But what most people don’t know, (and that included me until quite recently), is that the new generative AI tools that are increasingly being integrated into websites, mobile apps, and search engines, also have a political bias, and may also be serving you up a whole lot of spin and misinformation.
At least, that is what a new study profiled recently in the MIT Technology Review maintains. It outlines how researchers have discovered that different AI large language models, have different political biases.
That seemed odd, unexpected, and more than a little alarming to me when I first read about it; so I decided to reach out to University of Akron Professor, Susan Ramlo, who is an expert in both Physics, and “Q Methodology”.
Since Q Methodology combines qualitative and quantitative methods to investigate the subjective views of those directly involved in a particular topic, I thought she might have some insight into whether or not AI tools can have subjective points of view.
In addition, Ramlo thinks lot about the future of technology in her work on quantum computing. So, I thought she would be an ideal guest to help us make sense of a world in which AI will increasingly help shape people’s views and opinions.

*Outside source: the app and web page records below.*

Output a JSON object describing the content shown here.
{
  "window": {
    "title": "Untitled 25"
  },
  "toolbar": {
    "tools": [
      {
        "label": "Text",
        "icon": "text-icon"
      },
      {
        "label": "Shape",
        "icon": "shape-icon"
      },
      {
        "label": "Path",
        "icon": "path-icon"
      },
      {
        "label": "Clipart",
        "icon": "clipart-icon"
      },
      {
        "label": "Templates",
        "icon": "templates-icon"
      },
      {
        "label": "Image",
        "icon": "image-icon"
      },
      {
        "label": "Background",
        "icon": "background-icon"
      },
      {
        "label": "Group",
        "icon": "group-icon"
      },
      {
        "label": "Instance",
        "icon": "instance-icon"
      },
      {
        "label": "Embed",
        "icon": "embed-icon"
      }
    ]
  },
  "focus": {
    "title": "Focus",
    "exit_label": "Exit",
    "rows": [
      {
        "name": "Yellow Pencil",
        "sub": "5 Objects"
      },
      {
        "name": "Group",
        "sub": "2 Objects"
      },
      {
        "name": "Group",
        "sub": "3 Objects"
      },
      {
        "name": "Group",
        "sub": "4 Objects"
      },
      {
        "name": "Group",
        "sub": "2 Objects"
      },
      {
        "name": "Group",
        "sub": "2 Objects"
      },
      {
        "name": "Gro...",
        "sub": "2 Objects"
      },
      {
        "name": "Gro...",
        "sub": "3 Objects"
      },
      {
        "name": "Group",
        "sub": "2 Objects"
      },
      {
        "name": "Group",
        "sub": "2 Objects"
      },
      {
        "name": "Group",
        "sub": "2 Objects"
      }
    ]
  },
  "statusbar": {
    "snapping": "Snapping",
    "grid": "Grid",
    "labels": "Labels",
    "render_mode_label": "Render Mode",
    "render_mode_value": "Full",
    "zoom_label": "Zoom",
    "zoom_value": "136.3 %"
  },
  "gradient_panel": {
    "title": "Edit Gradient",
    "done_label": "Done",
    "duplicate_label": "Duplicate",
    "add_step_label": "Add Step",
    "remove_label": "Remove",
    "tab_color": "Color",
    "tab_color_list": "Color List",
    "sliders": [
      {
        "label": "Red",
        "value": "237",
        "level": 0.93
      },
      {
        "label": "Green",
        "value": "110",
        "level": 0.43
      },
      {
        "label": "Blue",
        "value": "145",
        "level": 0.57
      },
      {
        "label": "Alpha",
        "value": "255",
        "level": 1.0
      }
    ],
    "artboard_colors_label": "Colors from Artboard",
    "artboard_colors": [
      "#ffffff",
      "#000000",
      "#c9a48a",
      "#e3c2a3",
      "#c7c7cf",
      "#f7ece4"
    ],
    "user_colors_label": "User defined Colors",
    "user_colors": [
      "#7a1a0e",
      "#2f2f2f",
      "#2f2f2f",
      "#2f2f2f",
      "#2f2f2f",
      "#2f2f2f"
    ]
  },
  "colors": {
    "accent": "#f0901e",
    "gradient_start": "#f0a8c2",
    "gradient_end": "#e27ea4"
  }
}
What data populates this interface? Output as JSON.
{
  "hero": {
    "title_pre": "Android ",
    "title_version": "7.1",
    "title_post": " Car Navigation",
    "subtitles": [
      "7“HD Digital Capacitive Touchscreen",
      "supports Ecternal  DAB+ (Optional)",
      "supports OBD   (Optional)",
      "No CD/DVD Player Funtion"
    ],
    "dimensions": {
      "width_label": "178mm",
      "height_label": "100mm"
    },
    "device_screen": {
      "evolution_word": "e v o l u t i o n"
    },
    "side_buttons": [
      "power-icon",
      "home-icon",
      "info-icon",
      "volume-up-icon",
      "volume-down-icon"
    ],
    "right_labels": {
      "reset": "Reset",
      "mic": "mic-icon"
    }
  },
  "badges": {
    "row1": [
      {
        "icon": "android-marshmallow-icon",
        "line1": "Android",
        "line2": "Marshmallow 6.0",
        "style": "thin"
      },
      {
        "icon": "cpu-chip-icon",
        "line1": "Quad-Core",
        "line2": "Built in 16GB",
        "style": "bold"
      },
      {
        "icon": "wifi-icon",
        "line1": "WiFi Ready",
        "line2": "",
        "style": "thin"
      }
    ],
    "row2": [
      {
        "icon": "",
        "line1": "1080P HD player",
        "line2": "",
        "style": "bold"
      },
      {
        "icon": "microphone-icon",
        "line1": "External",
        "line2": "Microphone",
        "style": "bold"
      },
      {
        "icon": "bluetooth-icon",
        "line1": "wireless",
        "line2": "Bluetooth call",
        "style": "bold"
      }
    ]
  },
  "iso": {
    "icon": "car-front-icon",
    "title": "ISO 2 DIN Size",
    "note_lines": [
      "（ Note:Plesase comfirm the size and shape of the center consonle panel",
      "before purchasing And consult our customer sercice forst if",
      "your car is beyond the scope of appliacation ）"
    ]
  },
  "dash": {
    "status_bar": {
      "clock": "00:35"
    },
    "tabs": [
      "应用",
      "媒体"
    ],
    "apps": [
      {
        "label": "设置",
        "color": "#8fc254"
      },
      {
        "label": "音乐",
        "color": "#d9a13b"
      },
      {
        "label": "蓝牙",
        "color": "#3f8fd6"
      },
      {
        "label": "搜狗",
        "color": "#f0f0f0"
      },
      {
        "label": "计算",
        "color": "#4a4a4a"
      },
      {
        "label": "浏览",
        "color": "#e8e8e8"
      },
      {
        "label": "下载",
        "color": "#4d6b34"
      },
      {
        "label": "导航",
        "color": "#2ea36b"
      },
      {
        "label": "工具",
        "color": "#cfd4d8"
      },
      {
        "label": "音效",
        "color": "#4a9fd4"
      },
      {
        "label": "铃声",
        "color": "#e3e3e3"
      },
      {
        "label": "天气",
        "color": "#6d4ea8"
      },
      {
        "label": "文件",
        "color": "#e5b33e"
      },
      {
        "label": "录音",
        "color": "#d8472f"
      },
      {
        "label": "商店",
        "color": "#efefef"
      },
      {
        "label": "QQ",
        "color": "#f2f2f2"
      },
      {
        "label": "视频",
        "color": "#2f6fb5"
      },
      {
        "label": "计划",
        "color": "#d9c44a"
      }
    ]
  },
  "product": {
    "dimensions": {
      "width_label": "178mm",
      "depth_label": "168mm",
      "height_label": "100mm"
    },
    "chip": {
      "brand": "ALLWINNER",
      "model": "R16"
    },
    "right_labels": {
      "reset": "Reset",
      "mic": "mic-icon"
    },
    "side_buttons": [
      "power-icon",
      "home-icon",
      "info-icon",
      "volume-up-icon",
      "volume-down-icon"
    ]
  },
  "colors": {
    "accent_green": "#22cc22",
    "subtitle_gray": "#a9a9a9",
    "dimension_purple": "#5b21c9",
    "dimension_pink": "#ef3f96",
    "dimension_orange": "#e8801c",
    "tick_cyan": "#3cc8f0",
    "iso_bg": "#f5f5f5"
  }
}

But the question is; should we let it do that? How reliable is the information we are getting from AI, and can we really trust that it is accurate? In addition; if it isn’t accurate; what sources can we consult to get verifiable facts?
Find out. Listen now.
Dr. Susan Ramlo, University of Akron